Task statement
Go through the entries below line by line and count those containing "JSON"; the answer is that count alone.

Page and application data records:
- Opening Delimiter -
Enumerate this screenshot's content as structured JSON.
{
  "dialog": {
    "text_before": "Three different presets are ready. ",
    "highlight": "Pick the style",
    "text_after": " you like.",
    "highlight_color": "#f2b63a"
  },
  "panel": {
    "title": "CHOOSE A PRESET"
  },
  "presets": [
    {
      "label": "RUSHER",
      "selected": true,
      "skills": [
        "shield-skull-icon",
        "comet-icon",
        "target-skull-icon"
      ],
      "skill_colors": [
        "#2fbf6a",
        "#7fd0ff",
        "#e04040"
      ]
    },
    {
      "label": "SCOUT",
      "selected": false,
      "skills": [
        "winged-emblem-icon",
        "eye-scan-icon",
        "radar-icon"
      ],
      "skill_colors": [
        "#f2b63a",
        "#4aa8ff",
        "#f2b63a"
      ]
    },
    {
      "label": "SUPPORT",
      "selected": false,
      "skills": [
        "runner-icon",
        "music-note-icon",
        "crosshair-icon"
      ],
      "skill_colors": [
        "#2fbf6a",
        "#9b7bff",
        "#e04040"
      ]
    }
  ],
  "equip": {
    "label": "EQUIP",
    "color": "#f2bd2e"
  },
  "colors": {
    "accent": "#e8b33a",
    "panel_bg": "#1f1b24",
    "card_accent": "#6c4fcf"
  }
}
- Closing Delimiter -
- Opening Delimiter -
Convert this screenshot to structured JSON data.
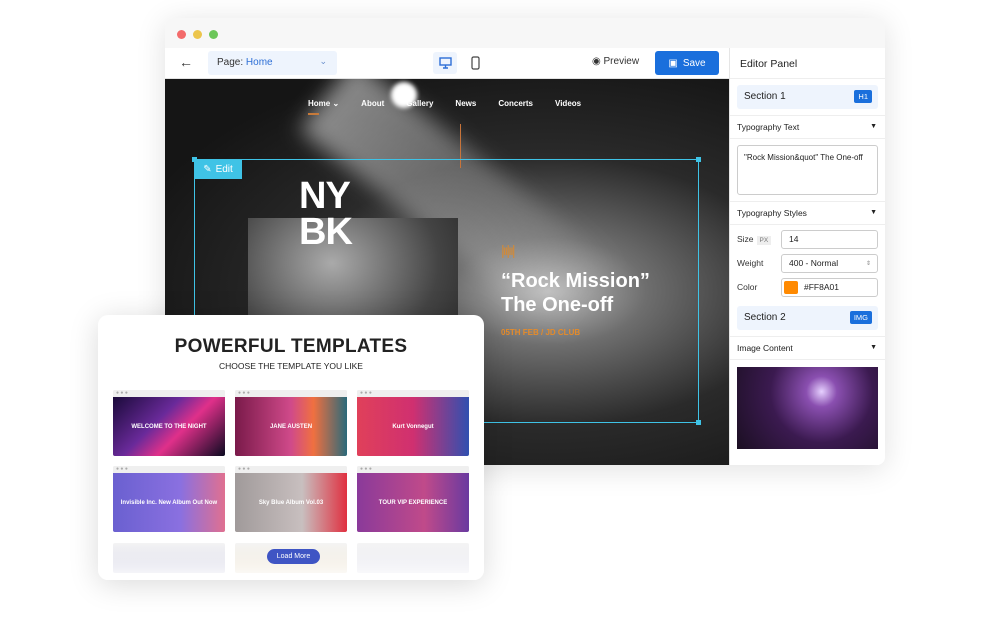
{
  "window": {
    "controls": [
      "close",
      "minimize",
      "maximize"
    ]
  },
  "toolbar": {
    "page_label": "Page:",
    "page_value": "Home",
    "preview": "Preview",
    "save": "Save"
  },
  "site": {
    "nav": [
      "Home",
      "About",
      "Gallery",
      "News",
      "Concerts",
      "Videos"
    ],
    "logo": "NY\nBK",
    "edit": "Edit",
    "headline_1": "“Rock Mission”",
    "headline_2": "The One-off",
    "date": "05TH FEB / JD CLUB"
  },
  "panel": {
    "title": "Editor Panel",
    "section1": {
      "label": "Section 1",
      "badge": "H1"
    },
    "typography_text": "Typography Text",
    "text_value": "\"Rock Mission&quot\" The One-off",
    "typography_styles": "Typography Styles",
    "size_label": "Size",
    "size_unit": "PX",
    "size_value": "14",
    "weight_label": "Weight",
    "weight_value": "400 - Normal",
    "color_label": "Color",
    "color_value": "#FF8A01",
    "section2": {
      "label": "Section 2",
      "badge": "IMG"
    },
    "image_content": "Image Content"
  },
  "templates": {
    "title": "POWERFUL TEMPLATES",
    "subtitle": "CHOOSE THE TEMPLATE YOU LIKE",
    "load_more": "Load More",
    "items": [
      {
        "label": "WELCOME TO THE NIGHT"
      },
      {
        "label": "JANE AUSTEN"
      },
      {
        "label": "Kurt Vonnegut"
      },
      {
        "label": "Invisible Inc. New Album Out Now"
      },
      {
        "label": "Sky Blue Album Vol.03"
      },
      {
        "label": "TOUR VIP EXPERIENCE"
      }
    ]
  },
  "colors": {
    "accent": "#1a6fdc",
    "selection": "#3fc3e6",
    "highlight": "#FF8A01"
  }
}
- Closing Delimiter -
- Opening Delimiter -
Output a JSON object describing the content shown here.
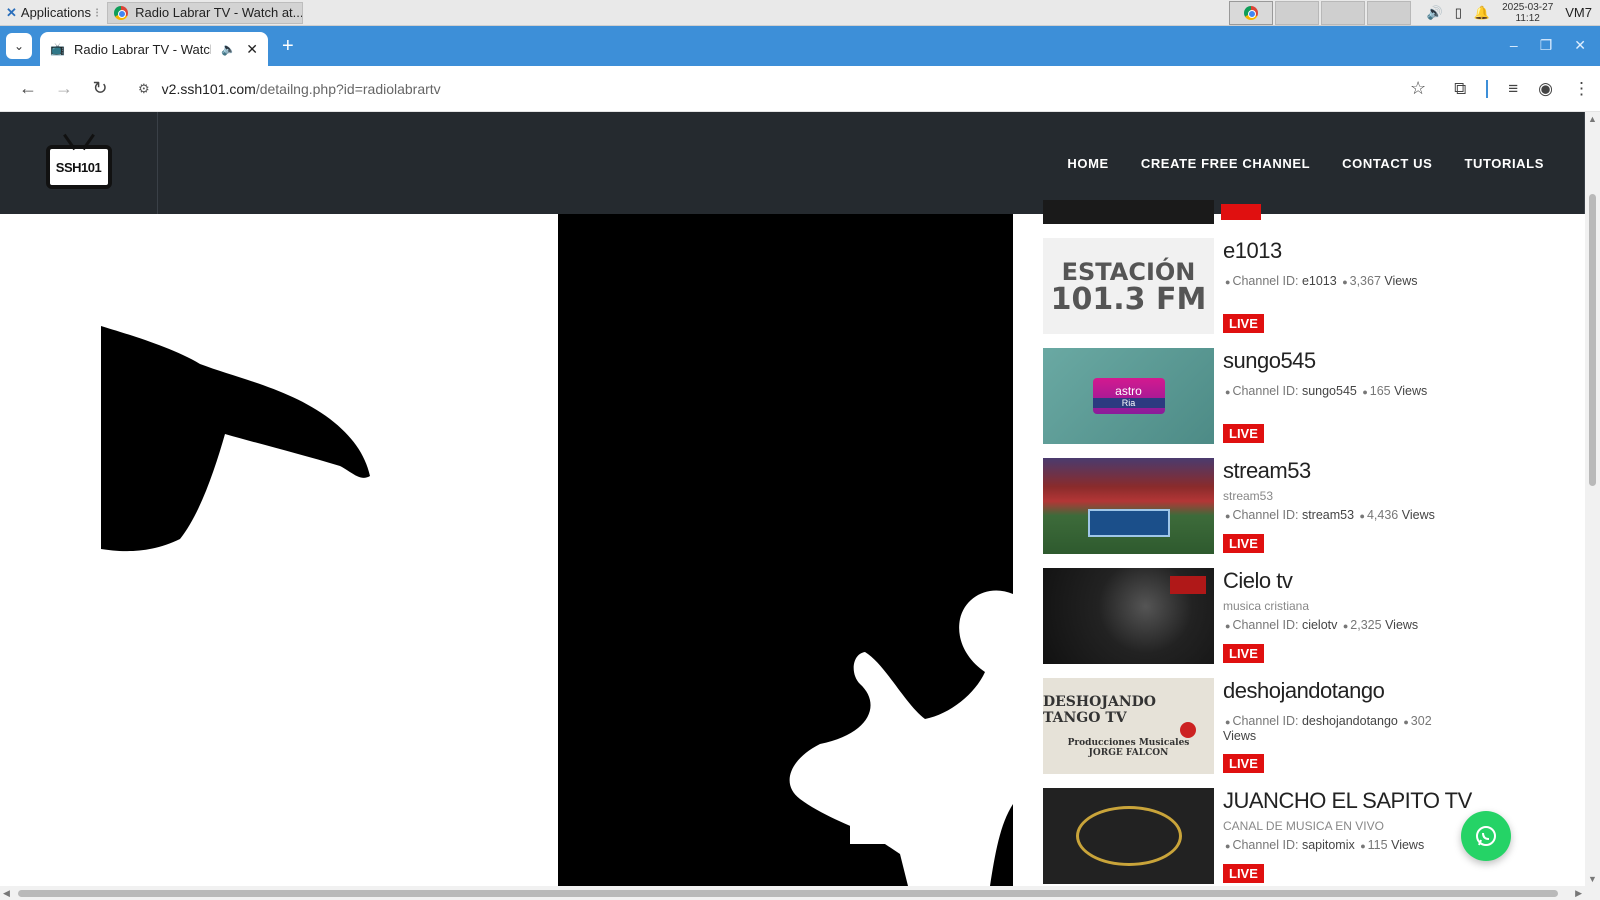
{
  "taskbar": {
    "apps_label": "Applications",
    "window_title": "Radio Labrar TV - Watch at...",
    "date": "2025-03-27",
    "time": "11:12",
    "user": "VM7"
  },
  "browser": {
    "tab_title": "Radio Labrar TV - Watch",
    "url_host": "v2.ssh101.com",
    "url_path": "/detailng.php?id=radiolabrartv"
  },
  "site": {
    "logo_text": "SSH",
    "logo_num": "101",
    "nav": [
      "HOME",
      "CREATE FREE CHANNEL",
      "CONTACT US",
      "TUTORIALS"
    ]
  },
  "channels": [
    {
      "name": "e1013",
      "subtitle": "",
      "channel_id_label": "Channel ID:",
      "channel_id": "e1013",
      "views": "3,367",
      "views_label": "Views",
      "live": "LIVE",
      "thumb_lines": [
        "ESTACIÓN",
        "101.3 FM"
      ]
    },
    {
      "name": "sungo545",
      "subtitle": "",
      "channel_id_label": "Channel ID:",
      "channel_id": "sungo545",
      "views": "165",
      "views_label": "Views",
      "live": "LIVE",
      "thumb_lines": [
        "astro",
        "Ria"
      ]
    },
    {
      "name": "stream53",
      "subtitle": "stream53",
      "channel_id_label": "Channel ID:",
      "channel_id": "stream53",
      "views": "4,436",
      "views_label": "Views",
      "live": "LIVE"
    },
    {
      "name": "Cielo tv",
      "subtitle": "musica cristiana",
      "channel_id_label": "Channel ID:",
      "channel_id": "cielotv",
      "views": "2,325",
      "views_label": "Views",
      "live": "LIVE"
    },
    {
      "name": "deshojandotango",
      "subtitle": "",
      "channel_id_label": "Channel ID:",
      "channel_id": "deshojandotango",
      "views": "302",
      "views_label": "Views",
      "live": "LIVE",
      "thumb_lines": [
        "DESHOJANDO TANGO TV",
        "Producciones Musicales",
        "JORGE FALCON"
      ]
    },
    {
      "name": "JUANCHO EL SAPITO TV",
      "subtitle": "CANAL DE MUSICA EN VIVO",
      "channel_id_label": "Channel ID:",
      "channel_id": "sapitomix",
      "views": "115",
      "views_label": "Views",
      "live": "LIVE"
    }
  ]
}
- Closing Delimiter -
Output of the task
3